Sergio Castellito's character is not really a character at all. Rather, he is a false device. He exists only to drive the story, because he couldn't truly exist in any other capacity. There is no reason for him to be where he is, no reason for him to go anywhere else, and his explanation that he must always move in order to keep moving, is indicative of how self-involved the narrative really is. Castellito plays him with all the investment of a homeless man looking at yesterday's stock prices.
What he is meant to be is a sounding board for the others to bounce their secrets off of. Any reluctance they have will be worn away by his persistence. What eventually comes to light is that Kate has only recently returned to the circus, having left years ago following an accident, abandoning her father and her sister. Daddy is dead, but sis (Hélène de Vallombreuse) and Kate's niece (Julie-Marie Parmentier) are still there. This reunion has been a long time coming. Birkin plays the role with little enthusiasm, though the part is written without much depth or insight, so one can hardly blame her. Kate's "malady," as she calls it, is given only the most shallow of attention, and the cure Vittorio invents is overly simplistic and delivered without feeling.

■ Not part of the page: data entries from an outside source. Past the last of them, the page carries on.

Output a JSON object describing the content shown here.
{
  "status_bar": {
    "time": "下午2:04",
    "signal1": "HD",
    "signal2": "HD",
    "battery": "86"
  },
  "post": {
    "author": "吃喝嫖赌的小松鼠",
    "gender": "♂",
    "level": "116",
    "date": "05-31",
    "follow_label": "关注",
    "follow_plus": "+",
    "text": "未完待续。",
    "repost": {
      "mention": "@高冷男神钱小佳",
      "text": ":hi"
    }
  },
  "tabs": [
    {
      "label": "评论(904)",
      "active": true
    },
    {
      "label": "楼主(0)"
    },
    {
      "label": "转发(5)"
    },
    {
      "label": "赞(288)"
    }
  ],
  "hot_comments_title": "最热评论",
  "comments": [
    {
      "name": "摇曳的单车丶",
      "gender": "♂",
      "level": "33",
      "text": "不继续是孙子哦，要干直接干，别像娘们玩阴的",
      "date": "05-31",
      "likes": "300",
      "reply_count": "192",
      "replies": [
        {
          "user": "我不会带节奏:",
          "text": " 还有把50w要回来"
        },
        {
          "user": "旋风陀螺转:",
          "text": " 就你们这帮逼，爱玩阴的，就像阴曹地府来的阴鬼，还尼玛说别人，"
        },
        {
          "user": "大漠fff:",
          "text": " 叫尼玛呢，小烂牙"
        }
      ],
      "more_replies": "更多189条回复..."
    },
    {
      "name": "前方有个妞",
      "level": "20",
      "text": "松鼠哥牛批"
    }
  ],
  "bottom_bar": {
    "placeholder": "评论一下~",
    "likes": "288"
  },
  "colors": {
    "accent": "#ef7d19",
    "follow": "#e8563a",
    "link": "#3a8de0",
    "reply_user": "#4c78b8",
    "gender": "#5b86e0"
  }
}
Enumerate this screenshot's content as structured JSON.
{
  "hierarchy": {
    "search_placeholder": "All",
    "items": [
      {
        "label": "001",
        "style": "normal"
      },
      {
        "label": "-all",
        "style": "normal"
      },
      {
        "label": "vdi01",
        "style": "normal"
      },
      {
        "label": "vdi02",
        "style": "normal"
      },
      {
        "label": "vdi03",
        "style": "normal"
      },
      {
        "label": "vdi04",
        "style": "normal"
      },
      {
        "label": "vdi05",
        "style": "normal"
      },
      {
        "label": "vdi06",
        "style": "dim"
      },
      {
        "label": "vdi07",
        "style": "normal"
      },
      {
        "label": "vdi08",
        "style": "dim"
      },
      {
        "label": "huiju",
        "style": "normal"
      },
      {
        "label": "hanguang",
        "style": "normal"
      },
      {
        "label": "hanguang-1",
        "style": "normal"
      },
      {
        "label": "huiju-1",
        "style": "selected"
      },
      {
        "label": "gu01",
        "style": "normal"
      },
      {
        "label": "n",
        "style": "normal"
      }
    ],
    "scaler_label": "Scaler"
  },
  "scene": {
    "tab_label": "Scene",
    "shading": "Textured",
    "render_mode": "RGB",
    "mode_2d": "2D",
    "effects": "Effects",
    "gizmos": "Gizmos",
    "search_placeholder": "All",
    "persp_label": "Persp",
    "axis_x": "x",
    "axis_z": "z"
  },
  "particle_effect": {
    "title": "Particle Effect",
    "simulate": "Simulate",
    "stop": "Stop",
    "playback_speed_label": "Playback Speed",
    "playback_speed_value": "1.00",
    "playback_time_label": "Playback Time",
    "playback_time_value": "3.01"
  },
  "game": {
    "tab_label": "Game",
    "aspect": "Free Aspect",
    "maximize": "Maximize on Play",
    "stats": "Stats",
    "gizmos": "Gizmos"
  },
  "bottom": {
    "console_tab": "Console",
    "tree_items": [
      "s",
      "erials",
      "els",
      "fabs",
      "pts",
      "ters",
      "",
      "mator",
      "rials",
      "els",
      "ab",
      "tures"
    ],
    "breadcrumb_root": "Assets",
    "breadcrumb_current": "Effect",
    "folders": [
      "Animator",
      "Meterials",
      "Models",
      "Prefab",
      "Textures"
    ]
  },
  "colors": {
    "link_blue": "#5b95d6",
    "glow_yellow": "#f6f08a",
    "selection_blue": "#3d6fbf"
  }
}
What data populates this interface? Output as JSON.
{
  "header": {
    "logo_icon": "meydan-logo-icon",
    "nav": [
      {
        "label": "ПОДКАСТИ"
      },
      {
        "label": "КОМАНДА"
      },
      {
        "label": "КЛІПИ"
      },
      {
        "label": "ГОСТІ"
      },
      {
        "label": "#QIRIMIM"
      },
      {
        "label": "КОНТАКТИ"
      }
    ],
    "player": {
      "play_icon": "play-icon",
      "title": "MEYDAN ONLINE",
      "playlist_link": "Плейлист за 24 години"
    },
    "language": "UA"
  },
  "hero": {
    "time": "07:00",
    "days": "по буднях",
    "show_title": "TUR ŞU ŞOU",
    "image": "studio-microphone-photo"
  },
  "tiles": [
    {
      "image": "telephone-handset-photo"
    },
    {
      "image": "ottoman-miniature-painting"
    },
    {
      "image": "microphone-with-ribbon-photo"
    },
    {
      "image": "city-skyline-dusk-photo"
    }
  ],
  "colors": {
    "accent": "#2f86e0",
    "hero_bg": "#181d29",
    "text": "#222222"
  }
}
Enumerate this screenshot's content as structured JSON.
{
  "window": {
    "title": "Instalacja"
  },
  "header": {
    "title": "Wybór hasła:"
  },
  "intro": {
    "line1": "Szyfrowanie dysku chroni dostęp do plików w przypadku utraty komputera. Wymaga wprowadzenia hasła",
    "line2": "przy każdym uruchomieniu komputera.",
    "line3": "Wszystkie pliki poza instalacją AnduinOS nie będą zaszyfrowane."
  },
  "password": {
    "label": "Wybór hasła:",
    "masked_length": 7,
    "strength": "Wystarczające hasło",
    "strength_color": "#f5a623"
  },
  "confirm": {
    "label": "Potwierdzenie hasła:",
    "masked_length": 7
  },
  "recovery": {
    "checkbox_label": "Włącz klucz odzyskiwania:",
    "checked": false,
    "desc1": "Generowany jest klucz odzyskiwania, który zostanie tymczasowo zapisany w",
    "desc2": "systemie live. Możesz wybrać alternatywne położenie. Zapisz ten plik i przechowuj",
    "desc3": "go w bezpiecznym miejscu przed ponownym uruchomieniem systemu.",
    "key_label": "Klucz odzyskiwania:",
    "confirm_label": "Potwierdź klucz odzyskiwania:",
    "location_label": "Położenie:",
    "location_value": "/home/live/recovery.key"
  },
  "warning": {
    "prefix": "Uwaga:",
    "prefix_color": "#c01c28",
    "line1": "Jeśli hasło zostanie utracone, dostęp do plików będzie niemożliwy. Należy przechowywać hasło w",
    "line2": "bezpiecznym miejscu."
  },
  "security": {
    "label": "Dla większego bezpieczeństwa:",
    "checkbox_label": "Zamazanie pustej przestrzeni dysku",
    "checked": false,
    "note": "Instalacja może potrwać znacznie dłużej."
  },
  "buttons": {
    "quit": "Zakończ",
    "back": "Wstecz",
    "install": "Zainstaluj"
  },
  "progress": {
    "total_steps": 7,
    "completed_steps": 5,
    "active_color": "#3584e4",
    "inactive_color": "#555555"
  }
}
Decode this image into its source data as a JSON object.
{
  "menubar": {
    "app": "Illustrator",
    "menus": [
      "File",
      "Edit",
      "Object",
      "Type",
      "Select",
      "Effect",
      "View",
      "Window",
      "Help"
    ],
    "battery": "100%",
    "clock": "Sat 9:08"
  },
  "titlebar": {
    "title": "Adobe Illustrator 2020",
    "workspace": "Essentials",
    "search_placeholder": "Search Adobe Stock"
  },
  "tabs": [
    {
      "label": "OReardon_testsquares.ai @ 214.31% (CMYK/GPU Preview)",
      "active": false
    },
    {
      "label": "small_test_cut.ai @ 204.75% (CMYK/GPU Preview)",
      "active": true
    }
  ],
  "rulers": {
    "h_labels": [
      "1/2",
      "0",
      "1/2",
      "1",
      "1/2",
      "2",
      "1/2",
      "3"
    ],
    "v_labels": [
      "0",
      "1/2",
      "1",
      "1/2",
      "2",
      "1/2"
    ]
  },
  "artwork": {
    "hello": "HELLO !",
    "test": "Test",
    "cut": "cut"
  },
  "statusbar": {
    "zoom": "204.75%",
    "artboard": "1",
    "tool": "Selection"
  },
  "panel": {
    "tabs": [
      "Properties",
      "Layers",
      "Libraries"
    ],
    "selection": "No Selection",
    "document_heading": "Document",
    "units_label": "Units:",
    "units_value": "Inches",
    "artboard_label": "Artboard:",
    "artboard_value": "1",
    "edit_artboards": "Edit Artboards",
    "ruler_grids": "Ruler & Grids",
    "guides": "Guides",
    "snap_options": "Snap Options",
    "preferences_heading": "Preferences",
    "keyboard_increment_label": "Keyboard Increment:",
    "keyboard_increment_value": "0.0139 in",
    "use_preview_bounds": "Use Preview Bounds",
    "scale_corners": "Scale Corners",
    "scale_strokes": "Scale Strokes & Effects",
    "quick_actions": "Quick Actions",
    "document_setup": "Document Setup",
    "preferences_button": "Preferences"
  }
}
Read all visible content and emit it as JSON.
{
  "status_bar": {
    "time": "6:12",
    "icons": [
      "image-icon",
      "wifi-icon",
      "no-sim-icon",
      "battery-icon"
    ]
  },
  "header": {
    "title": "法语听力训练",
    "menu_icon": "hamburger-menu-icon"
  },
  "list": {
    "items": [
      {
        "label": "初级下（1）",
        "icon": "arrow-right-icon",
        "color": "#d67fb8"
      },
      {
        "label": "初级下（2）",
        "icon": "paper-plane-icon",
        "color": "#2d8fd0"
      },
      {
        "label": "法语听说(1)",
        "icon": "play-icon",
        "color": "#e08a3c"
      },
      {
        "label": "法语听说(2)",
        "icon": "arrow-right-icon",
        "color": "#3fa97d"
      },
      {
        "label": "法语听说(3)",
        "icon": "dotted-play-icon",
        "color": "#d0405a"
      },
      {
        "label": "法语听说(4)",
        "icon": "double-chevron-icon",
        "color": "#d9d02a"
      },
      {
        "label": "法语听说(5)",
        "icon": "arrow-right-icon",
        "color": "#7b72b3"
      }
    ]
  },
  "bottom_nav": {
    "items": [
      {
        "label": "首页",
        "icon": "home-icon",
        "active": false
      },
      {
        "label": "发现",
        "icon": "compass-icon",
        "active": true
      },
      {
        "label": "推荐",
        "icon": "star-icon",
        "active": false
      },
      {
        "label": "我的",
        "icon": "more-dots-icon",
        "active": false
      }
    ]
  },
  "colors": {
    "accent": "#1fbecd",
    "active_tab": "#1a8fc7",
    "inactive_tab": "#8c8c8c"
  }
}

It crossed my mind that Vittorio is intended to be a clown. He eventually plays one, and maybe if I knew more about traditional circus constructs, Around a Small Mountain would make sense. He certainly wanders into each scenario and stirs up trouble, a solemn trickster disturbing the stew. Perhaps Rivette is toying with known stories and known tropes. I don't think that would really matter. To my mind, Rivette would still be making a film for the initiated, expecting your passport to already have a stamp, in love with his own artistic powers and ineffective to communicate further than that.
Optional English subtitles are rendered well and flow at a nice speed, though at times they seemed a little clumsy, with the occasional oddly chosen word or even sometimes appearing to be slightly off in translation from what I could hear for myself.
Jane Birkin is interviewed (8 mins., 36 seconds) in English, and she talks about her first meeting with Jacques Rivette and his off-the-cuff working methods.
There is also a trailer for the film, and more trailers for Cinema Guild releases. The DVD comes packaged in a standard DVD case with an accompanying booklet featuring an essay by Film Quarterly editor Rob White.